verb (used without object), do·mes·ti·cat·ed, do·mes·ti·cat·ing.
Origin of domesticate
Examples from the Web for domesticated
The fact is, those are very tame and domesticated versions of a full-on inquiry into origins.
Cats were domesticated roughly ten thousand years before cat videos.
We sink into the domesticated blandness of our interchangeable, modern-era selves.Duck! Reality TV Returns Us to the Dark Age of Tribal Warfare|James Poulos|December 21, 2013|DAILY BEAST

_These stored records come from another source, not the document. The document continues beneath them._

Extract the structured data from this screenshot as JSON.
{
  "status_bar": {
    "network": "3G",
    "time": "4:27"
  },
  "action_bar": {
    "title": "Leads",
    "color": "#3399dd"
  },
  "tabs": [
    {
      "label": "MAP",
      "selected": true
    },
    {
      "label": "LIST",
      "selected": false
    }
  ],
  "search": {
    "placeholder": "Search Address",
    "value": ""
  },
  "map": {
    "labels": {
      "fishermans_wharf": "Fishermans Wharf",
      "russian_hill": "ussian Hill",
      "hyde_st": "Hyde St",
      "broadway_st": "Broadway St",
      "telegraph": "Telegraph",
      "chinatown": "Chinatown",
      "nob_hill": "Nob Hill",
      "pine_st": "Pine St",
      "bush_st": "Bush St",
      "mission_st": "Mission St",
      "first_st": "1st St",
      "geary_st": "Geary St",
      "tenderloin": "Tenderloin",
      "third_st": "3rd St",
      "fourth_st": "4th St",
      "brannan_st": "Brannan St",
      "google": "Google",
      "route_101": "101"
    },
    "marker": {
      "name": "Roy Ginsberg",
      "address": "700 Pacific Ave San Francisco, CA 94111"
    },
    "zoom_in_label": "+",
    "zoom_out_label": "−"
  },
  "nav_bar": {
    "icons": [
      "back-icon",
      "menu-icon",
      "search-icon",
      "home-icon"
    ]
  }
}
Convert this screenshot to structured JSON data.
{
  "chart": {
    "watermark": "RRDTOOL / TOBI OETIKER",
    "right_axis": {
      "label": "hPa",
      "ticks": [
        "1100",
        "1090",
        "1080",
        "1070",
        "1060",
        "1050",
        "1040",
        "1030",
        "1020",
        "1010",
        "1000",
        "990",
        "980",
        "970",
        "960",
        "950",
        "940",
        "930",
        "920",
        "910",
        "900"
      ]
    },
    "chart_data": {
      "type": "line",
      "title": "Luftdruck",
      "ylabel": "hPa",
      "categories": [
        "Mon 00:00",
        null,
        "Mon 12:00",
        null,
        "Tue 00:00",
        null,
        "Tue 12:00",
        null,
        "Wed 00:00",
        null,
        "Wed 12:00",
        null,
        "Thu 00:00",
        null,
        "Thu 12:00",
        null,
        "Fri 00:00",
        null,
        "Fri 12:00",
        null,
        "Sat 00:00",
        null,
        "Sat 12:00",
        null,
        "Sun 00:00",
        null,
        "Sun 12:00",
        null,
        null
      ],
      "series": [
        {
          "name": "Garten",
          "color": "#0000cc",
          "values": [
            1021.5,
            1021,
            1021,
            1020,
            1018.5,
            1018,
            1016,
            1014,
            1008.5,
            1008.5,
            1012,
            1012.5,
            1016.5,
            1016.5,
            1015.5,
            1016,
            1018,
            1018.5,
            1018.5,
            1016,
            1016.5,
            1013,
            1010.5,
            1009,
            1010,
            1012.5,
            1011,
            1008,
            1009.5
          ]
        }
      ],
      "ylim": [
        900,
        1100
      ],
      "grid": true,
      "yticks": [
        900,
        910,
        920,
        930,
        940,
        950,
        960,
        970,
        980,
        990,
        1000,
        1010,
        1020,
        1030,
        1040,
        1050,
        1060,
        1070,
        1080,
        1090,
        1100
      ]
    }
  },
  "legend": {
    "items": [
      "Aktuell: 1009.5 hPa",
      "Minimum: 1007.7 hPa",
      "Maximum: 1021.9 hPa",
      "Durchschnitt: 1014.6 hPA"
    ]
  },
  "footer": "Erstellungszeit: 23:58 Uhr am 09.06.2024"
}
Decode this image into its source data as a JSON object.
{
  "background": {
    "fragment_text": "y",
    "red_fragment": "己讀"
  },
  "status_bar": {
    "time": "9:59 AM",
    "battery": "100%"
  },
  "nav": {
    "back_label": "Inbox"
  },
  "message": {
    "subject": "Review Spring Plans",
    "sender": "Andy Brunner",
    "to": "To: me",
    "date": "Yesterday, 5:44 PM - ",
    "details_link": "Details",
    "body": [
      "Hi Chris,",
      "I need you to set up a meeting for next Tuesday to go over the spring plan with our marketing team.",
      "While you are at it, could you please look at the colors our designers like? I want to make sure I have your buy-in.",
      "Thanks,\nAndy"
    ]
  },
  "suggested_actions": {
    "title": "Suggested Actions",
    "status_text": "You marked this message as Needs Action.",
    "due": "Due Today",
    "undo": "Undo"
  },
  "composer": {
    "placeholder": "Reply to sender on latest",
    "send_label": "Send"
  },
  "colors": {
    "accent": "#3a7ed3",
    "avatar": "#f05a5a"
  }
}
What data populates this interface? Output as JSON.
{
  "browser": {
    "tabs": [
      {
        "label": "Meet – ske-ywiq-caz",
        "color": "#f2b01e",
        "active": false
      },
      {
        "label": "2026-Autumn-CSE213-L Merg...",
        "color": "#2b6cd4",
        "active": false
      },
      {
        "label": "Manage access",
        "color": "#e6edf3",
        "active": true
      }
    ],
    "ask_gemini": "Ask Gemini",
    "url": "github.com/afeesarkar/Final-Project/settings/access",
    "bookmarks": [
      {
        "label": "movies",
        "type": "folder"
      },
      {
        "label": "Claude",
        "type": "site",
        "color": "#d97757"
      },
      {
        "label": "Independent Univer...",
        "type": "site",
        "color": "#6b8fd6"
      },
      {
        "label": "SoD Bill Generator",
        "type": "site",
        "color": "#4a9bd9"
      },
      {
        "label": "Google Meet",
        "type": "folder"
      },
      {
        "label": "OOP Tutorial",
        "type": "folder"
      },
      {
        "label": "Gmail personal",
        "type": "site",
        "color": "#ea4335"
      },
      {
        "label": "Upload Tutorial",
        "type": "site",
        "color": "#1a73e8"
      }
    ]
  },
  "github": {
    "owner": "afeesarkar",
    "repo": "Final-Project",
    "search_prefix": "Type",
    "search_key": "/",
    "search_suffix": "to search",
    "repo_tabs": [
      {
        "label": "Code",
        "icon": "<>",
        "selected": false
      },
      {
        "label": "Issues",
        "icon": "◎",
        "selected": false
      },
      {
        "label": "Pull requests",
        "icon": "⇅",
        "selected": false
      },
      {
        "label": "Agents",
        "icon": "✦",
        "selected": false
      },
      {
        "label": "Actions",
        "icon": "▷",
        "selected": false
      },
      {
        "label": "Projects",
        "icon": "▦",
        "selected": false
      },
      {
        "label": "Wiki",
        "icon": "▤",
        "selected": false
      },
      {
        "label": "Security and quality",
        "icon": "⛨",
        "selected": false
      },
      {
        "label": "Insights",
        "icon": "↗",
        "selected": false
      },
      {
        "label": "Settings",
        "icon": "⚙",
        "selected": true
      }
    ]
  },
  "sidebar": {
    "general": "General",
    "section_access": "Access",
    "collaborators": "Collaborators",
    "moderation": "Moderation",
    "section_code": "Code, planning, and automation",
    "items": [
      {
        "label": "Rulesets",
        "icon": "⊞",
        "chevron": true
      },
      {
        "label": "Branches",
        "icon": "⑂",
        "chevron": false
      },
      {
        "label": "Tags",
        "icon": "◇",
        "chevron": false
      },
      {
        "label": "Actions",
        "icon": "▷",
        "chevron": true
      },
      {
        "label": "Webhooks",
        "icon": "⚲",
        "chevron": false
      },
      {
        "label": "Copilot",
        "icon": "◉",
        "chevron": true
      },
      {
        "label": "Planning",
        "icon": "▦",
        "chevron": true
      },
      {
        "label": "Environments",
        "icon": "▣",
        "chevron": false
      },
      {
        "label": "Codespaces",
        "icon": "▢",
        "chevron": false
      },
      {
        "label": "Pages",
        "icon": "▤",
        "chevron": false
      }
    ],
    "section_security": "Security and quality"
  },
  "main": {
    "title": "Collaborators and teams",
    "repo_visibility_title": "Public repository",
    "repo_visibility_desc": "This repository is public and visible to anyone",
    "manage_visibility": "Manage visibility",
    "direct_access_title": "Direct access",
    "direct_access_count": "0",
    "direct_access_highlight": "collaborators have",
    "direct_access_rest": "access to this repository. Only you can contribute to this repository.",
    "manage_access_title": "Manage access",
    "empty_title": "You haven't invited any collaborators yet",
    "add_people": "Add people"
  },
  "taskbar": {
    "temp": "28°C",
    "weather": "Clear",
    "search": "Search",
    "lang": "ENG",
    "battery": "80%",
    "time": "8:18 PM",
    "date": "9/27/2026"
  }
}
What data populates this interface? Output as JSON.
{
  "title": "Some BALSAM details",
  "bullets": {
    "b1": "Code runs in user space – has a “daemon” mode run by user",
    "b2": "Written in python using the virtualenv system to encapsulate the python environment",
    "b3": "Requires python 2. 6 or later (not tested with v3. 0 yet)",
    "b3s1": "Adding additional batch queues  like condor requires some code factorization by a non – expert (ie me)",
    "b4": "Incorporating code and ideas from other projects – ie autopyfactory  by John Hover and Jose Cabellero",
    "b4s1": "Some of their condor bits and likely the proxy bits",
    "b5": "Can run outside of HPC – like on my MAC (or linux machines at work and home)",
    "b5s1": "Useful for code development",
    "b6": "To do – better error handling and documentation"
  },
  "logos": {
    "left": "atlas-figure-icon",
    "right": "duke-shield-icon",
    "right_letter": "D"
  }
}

They projected sexual charisma, to be sure, but it was a charisma that was tamed and domesticated for their youngest female fans.What Made the Beatles So Big? Diagnosing ‘Beatlemania’|John McMillian|October 31, 2013|DAILY BEAST
He compared the sizes of domesticated animals everywhere he went.Orwell’s Lies: His Diaries Reveal Problems with the Truth|Jimmy So|August 19, 2012|DAILY BEAST
Of course 'primitive' man has no domesticated animals, and does not sacrifice anything to anybody.Social Origins and Primal Law|Andrew Lang
As the engines, with their engineers and firemen, are changed here, many of the employees are domesticated.The History of Peru|Henry S. Beebe
We have also chosen several Norse names for our domesticated animals.The Danes in Lancashire and Yorkshire|S. W. Partington
The alpaco is a domesticated animal, like the llama, but it is not used for carrying burdens.The Forest Exiles|Mayne Reid
He would not say, "What right have you to interfere with the private affairs of another man's domesticated fauna?"